I know that it’s just a list, and that with 16 teams in the MWL it is tough to make a Top 20 prospects list without leaving deserving candidates off the list.
The reasoning behind the decision to leave Rattlers pitcher Kyle Heckathorn off the MWL list leaves me…oh…underwhelmed…That seems to be a word that is pretty popular.
Jim (South Bend): Was Kyle Heckathorn considered in this list?Jim
Callis: Scouts were underwhelmed by him. Some velo but also some
effort, not much in the way of secondary pitches. He wasn’t as much of a
disaster as Eric Arnett was, but scouts weren’t in love with Heckathorn
Ha. Okay, we get it: Heckathorn isn’t as good as his numbers might lead
you to believe, but “wasn’t as much of a disaster as Eric Arnett” is
silly hyperbole.
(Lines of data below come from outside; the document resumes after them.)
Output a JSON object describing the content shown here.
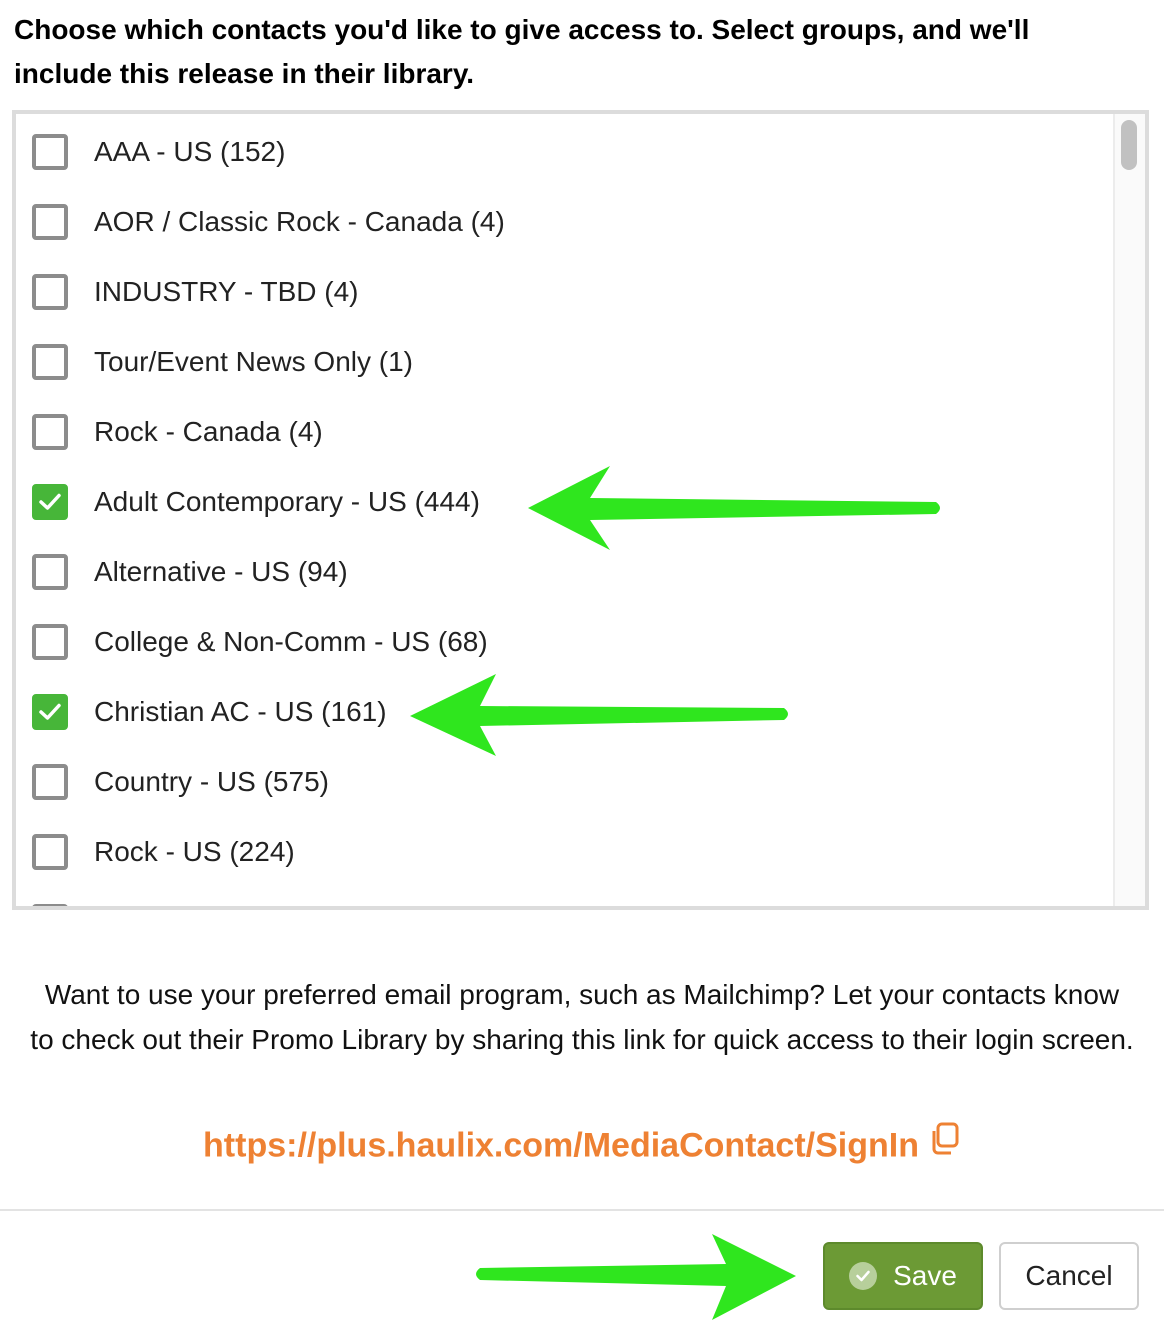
{
  "instructions": "Choose which contacts you'd like to give access to. Select groups, and we'll include this release in their library.",
  "groups": [
    {
      "label": "AAA - US (152)",
      "checked": false
    },
    {
      "label": "AOR / Classic Rock - Canada (4)",
      "checked": false
    },
    {
      "label": "INDUSTRY - TBD (4)",
      "checked": false
    },
    {
      "label": "Tour/Event News Only (1)",
      "checked": false
    },
    {
      "label": "Rock - Canada (4)",
      "checked": false
    },
    {
      "label": "Adult Contemporary - US (444)",
      "checked": true
    },
    {
      "label": "Alternative - US (94)",
      "checked": false
    },
    {
      "label": "College & Non-Comm - US (68)",
      "checked": false
    },
    {
      "label": "Christian AC - US (161)",
      "checked": true
    },
    {
      "label": "Country - US (575)",
      "checked": false
    },
    {
      "label": "Rock - US (224)",
      "checked": false
    }
  ],
  "info_text": "Want to use your preferred email program, such as Mailchimp? Let your contacts know to check out their Promo Library by sharing this link for quick access to their login screen.",
  "signin_link": "https://plus.haulix.com/MediaContact/SignIn",
  "buttons": {
    "save": "Save",
    "cancel": "Cancel"
  },
  "colors": {
    "checked": "#47b639",
    "link": "#ee8133",
    "save_button": "#6c9a35",
    "annotation_arrow": "#2fe61e"
  }
}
Come on now, Jim.
That’s a very curious assessment by Callis, since Baseball America also
had Heckathorn’s changeup ranked as the league’s best according to their
poll of the league managers. There is an obvious inconsistency there,
and you have to wonder if Callis is speaking of “scouts” or the 1 scout
that he polled that saw Heckathorn on his worst day.
Some velo but also some effort, not much in the way of secondary pitches.
BA’s midseason tools reports:
Best Changeup: Kyle Heckathorn, Wisconsin
There is some serious inconsistency here that makes me question the validity of either report.
I asked Callis, and he said: “Scouts didn’t like it nearly as much as mgrs did.”
You get the idea. Plus, you get a gratuitous shot at Eric Arnett, too. Really, Jim?
Just out of curiosity, I went back to take a look at the 2010 Baseball America Prospect Handbook entry for Heckathorn, who was rated as the #10 Prospect in the Brewers organization.
His raw stuff is outstanding and rivaled anyone’s in the 2009 draft. His fastball sits at 91-94 mph and peaks at 98. His slider also can be devastating, registering in the high 80′s. Even with his live are and big frame, Heckathorn doesn’t have any problems throwing strikes. Heckathorn is learning how to use his stuff. He doesn’t know how to set up batters and actually throws too many hittable strikes at times. He must come up with a reliable changeup so hitters can’t sit on his hard stuff, and he’ll have to locate his pitches better in the strike zone…The Brewers will keep Heckathorn in a starting role for now, though some scouts project him as an overpowering closer.
Managers think that Heck developed the best changeup in the Midwest League this season. Scouts didn’t. Baseball America used the managers vote for their Best Tools issue. But, that had no impact on the thinking for the prospect list. Sounds like a template has been set for Heckathorn and he will be made to fit in that template no matter what.
After seeing all of his appearances this season, it appeared to me that Heckathorn became more comfortable once he was placed in the starting rotation and was no longer used in the tandem.
Starting on May 16, Heckathorn made eight straight quality starts. I know what you are probably thinking, “Ho-hum, quality starts. Big deal. Three earned runs in six innings. You know that is an ERA of 4.50, right?”
Well, how about if I told you that in those eight quality starts he allowed one earned run three times, zero earned runs three times, and three earned runs twice. Also, in those eight starts starts, he went seven innings in four straight games. He also walked six batters and struck out 36 batters over the 52 innings of those starts.
Plus, there was a stretch of 24-2/3 innings in there where he did not walk an opposing batter.
Since this was a Midwest League list, I doubt that consideration was given to Heck’s performance once he was promoted to the Florida State League. Also, I have no first hand reports on his performance with the Manatees, so I will just have to go off his statistics.
Eight starts with four quality starts in the FSL. 39IP, 40 hits, 15 runs, 13 earned runs, 10 walks, 23 strikeouts. I know that the latest fad is to not mention records because wins aren’t the best way to measure the performance of a pitcher. *cough*4-0withBrevardCounty*cough*
For a pitcher in his first full season who throws too many hittable strikes at times and needs to work on his changeup, Heckathorn gave up a total of 122 hits in 124 innings pitched between Wisconsin and Brevard County. Add in 33 walks over those 124 innings and you have that new wave WHIP stat of a 1.25. I’m pretty sure that number is pretty good.
At the end of the day, the list has served its purpose. It has fans who follow minor league baseball talking about baseball, looking at the stats, and drawing their own conclusions. And that is a good start to the offseason.